Segment Open

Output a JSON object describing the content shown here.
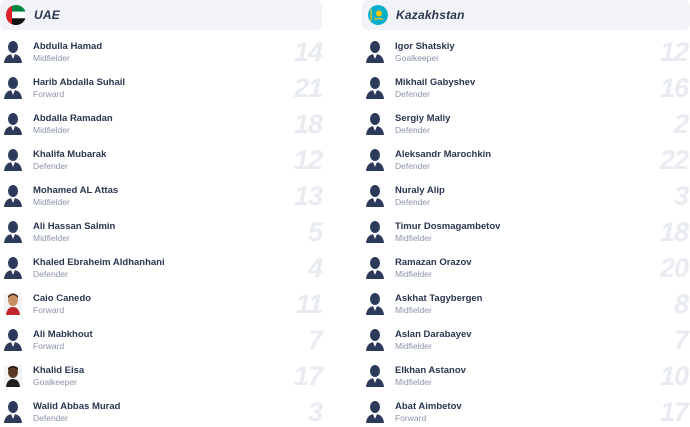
{
  "teams": [
    {
      "name": "UAE",
      "flag_icon": "uae-flag-icon",
      "players": [
        {
          "name": "Abdulla Hamad",
          "position": "Midfielder",
          "number": "14",
          "avatar": "placeholder"
        },
        {
          "name": "Harib Abdalla Suhail",
          "position": "Forward",
          "number": "21",
          "avatar": "placeholder"
        },
        {
          "name": "Abdalla Ramadan",
          "position": "Midfielder",
          "number": "18",
          "avatar": "placeholder"
        },
        {
          "name": "Khalifa Mubarak",
          "position": "Defender",
          "number": "12",
          "avatar": "placeholder"
        },
        {
          "name": "Mohamed AL Attas",
          "position": "Midfielder",
          "number": "13",
          "avatar": "placeholder"
        },
        {
          "name": "Ali Hassan Salmin",
          "position": "Midfielder",
          "number": "5",
          "avatar": "placeholder"
        },
        {
          "name": "Khaled Ebraheim Aldhanhani",
          "position": "Defender",
          "number": "4",
          "avatar": "placeholder"
        },
        {
          "name": "Caio Canedo",
          "position": "Forward",
          "number": "11",
          "avatar": "photo-light"
        },
        {
          "name": "Ali Mabkhout",
          "position": "Forward",
          "number": "7",
          "avatar": "placeholder"
        },
        {
          "name": "Khalid Eisa",
          "position": "Goalkeeper",
          "number": "17",
          "avatar": "photo-dark"
        },
        {
          "name": "Walid Abbas Murad",
          "position": "Defender",
          "number": "3",
          "avatar": "placeholder"
        }
      ]
    },
    {
      "name": "Kazakhstan",
      "flag_icon": "kazakhstan-flag-icon",
      "players": [
        {
          "name": "Igor Shatskiy",
          "position": "Goalkeeper",
          "number": "12",
          "avatar": "placeholder"
        },
        {
          "name": "Mikhail Gabyshev",
          "position": "Defender",
          "number": "16",
          "avatar": "placeholder"
        },
        {
          "name": "Sergiy Maliy",
          "position": "Defender",
          "number": "2",
          "avatar": "placeholder"
        },
        {
          "name": "Aleksandr Marochkin",
          "position": "Defender",
          "number": "22",
          "avatar": "placeholder"
        },
        {
          "name": "Nuraly Alip",
          "position": "Defender",
          "number": "3",
          "avatar": "placeholder"
        },
        {
          "name": "Timur Dosmagambetov",
          "position": "Midfielder",
          "number": "18",
          "avatar": "placeholder"
        },
        {
          "name": "Ramazan Orazov",
          "position": "Midfielder",
          "number": "20",
          "avatar": "placeholder"
        },
        {
          "name": "Askhat Tagybergen",
          "position": "Midfielder",
          "number": "8",
          "avatar": "placeholder"
        },
        {
          "name": "Aslan Darabayev",
          "position": "Midfielder",
          "number": "7",
          "avatar": "placeholder"
        },
        {
          "name": "Elkhan Astanov",
          "position": "Midfielder",
          "number": "10",
          "avatar": "placeholder"
        },
        {
          "name": "Abat Aimbetov",
          "position": "Forward",
          "number": "17",
          "avatar": "placeholder"
        }
      ]
    }
  ],
  "colors": {
    "header_bg": "#f1f3f6",
    "name_text": "#2a3550",
    "position_text": "#8a93a6",
    "jersey_number": "#e8ebf0",
    "avatar_silhouette": "#2c3a5c"
  }
}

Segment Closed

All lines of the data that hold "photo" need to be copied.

          "avatar": "photo-light"
          "avatar": "photo-dark"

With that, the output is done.